Since its very beginning, the war in the Persian Gulf transfixed the nation and its financial markets. It's been a textbook example of exactly how modern communication can turn reaction times into mere seconds or minutes. Surprisingly, however, even with all of this instant information, a lot of mistakes have been made by those handling investor money.

A case could be made that the average man or woman on the street could've made some of the calls on the economic fallout from the war just as effectively as those providing well-researched financial directives from Wall Street. A lot of experts were simply too conservative, speculating that a lot more would go wrong with the war than went right."Money managers for months prepared for war, getting into cash and waiting for a major sell-off, which, basically, never came," observed Marty Zweig, editor of the Zweig Forecast, the nation's most successful stock-picking investment letter over the past decade. "After all, an hour or two after the war broke out, it was obvious that the Saudi oil fields were going to be OK, that we weren't going to see $80-a-barrel oil and that we were going to win the thing."

Zweig, who is also chairman of the Zweig Total Return Fund and the Zweig Fund, has prospered by being selectively bullish on market prospects ever since the war began.

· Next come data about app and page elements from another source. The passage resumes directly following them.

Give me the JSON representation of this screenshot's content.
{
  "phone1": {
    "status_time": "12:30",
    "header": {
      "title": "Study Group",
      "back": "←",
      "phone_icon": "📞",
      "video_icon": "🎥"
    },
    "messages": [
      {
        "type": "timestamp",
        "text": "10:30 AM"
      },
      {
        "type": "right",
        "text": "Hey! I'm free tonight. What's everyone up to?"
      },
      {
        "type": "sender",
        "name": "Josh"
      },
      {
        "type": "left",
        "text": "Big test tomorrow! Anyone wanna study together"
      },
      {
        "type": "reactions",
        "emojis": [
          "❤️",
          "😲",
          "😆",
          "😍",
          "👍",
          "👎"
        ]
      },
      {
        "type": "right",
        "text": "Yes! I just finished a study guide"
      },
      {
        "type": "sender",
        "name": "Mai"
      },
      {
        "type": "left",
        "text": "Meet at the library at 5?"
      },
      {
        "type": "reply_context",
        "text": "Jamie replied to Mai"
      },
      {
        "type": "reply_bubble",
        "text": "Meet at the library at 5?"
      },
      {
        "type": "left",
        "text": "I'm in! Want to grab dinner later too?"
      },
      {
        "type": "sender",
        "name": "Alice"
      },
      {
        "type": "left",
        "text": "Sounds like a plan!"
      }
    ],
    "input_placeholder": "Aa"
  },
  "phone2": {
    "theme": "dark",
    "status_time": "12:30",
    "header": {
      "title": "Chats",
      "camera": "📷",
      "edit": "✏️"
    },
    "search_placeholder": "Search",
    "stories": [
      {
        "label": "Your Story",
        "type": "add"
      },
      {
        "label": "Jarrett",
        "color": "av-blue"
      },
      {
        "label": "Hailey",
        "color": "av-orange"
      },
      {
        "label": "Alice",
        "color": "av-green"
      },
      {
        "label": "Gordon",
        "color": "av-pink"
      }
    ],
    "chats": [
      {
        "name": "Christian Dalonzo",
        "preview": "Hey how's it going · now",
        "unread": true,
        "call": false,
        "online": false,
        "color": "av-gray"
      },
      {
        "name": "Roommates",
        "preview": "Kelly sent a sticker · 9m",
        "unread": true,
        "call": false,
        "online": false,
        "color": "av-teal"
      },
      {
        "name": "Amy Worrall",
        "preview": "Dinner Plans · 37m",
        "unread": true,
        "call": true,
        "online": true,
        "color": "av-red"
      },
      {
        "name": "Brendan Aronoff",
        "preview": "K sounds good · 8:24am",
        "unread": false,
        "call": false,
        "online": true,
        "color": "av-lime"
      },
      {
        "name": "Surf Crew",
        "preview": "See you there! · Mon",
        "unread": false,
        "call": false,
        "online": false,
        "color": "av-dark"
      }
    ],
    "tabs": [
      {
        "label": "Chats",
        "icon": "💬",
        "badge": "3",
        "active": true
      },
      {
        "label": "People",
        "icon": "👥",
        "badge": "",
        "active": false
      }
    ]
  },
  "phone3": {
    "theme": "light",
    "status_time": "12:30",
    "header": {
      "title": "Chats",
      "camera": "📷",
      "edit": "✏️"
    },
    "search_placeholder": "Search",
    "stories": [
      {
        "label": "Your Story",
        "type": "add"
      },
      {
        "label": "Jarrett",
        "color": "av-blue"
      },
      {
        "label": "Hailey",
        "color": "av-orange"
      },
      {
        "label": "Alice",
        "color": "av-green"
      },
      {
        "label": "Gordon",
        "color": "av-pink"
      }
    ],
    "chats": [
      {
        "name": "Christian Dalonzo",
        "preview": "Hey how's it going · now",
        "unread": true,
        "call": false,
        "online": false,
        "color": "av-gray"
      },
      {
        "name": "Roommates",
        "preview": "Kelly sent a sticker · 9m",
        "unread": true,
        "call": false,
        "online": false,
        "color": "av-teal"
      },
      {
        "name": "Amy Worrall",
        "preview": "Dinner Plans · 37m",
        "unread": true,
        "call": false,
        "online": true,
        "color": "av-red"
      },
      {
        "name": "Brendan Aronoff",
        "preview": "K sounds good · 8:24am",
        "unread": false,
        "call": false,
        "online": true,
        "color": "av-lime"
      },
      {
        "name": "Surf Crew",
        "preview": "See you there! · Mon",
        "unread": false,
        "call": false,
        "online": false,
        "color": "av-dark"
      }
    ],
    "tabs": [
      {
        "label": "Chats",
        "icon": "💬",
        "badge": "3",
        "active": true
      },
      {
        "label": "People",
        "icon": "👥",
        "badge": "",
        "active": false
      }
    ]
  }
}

"The first few days of the war, each time a missile would go off, people would sell stock - which was ridiculous - and we would simply come in and buy," explained Zweig. "It wasn't surprising that the markets went down when the war started back in August, for it was already shaky at that point for other reasons, but it definitely was a surprise that so many money managers had gotten themselves trapped with too much cash."

His bullish attitude continues unabated: "In terms of the stock market itself, the war is irrelevant, because the market should be 10 to 15 percent higher in another three to six months regardless of the details of the war."

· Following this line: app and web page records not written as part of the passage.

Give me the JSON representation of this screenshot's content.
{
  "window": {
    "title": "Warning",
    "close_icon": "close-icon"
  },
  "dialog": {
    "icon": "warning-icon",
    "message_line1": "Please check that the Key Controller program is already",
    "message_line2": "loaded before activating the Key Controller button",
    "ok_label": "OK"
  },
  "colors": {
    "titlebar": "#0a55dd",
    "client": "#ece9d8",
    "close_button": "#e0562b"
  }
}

Following the war has made not only the financial industry but average Americans more cautious.

"You couldn't find a trading room in the country that didn't have televisions set up to watch reporting of the war, and the markets moved immediately with war news," observed James Annable, chief economist with First National Bank of Chicago. "Furthermore, our estimates are that the war alone caused U.S. consumer confidence to drop by about 15 percent, for consumers do not like uncertainty."

Good things will happen once the nation has the war behind it, he believes. "We expect consumer confidence to rebound with a short, successful war, meaning that the seeds have been sewn for an economic recovery and there will be less need for the Federal Reserve to reduce interest rates."

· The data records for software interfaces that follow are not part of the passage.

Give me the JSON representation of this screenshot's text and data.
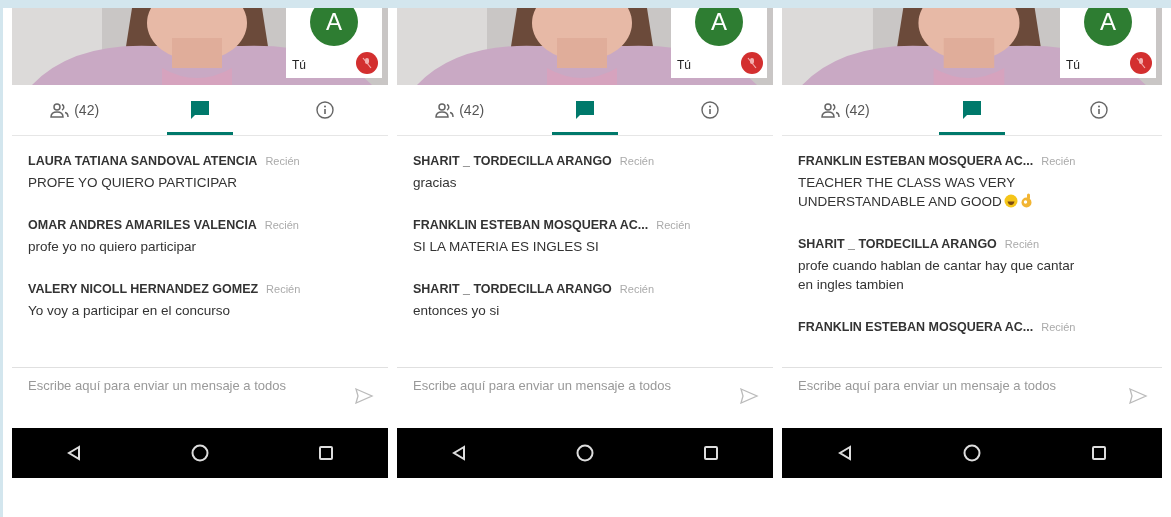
{
  "screens": [
    {
      "self_tile": {
        "initial": "A",
        "label": "Tú",
        "muted": true
      },
      "tabs": [
        {
          "kind": "people",
          "label": "(42)",
          "selected": false
        },
        {
          "kind": "chat",
          "selected": true
        },
        {
          "kind": "info",
          "selected": false
        }
      ],
      "messages": [
        {
          "sender": "LAURA TATIANA SANDOVAL ATENCIA",
          "time": "Recién",
          "text": "PROFE YO QUIERO PARTICIPAR"
        },
        {
          "sender": "OMAR ANDRES AMARILES VALENCIA",
          "time": "Recién",
          "text": "profe yo no quiero participar"
        },
        {
          "sender": "VALERY NICOLL HERNANDEZ GOMEZ",
          "time": "Recién",
          "text": "Yo voy  a participar en el concurso"
        }
      ],
      "composer": {
        "placeholder": "Escribe aquí para enviar un mensaje a todos"
      }
    },
    {
      "self_tile": {
        "initial": "A",
        "label": "Tú",
        "muted": true
      },
      "tabs": [
        {
          "kind": "people",
          "label": "(42)",
          "selected": false
        },
        {
          "kind": "chat",
          "selected": true
        },
        {
          "kind": "info",
          "selected": false
        }
      ],
      "messages": [
        {
          "sender": "SHARIT _ TORDECILLA ARANGO",
          "time": "Recién",
          "text": "gracias"
        },
        {
          "sender": "FRANKLIN ESTEBAN MOSQUERA AC...",
          "time": "Recién",
          "text": "SI LA MATERIA ES INGLES SI"
        },
        {
          "sender": "SHARIT _ TORDECILLA ARANGO",
          "time": "Recién",
          "text": "entonces yo si"
        }
      ],
      "composer": {
        "placeholder": "Escribe aquí para enviar un mensaje a todos"
      }
    },
    {
      "self_tile": {
        "initial": "A",
        "label": "Tú",
        "muted": true
      },
      "tabs": [
        {
          "kind": "people",
          "label": "(42)",
          "selected": false
        },
        {
          "kind": "chat",
          "selected": true
        },
        {
          "kind": "info",
          "selected": false
        }
      ],
      "messages": [
        {
          "sender": "FRANKLIN ESTEBAN MOSQUERA AC...",
          "time": "Recién",
          "text": "TEACHER THE CLASS WAS VERY UNDERSTANDABLE AND GOOD",
          "emoji": true
        },
        {
          "sender": "SHARIT _ TORDECILLA ARANGO",
          "time": "Recién",
          "text": " profe cuando hablan de cantar hay que cantar en ingles tambien"
        },
        {
          "sender": "FRANKLIN ESTEBAN MOSQUERA AC...",
          "time": "Recién"
        }
      ],
      "composer": {
        "placeholder": "Escribe aquí para enviar un mensaje a todos"
      }
    }
  ]
}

Everyone has tried to anticipate each new movement in the war.

"There was a lot of euphoria at the beginning, meaning that we'd sort of already fought the war in our minds and it was over," said John Markese, research director of the 100,000-member American Association of Individual Investors. "A successful completion of the war in a short period of time will mean we'll have secured oil price stability at least for a while, and it also represents a vote for high technology, so high-tech industries and their stocks should do well."

But he believes that the future is looking better for the entire stock market.

"There is an expectation that, with an end to the war, a rising economy and declining interest rates, the stock market should continue to do well," said Markese.

Gold has been a real clinker during the Persian Gulf war, a factor misjudged by most everyone.

"Gold is international money and all the countries involved in supporting the war, such as the Saudis, Japanese and Iraqis, have been big sellers of gold to obtain money for war payments," said Alan Posnick, senior vice president with New York-based MTB Banking Corp. "Furthermore, with victory in the war assumed in a matter of hours, you immediately went from a `war premium' in the price of gold to a virtual `peace discount' within 12 hours."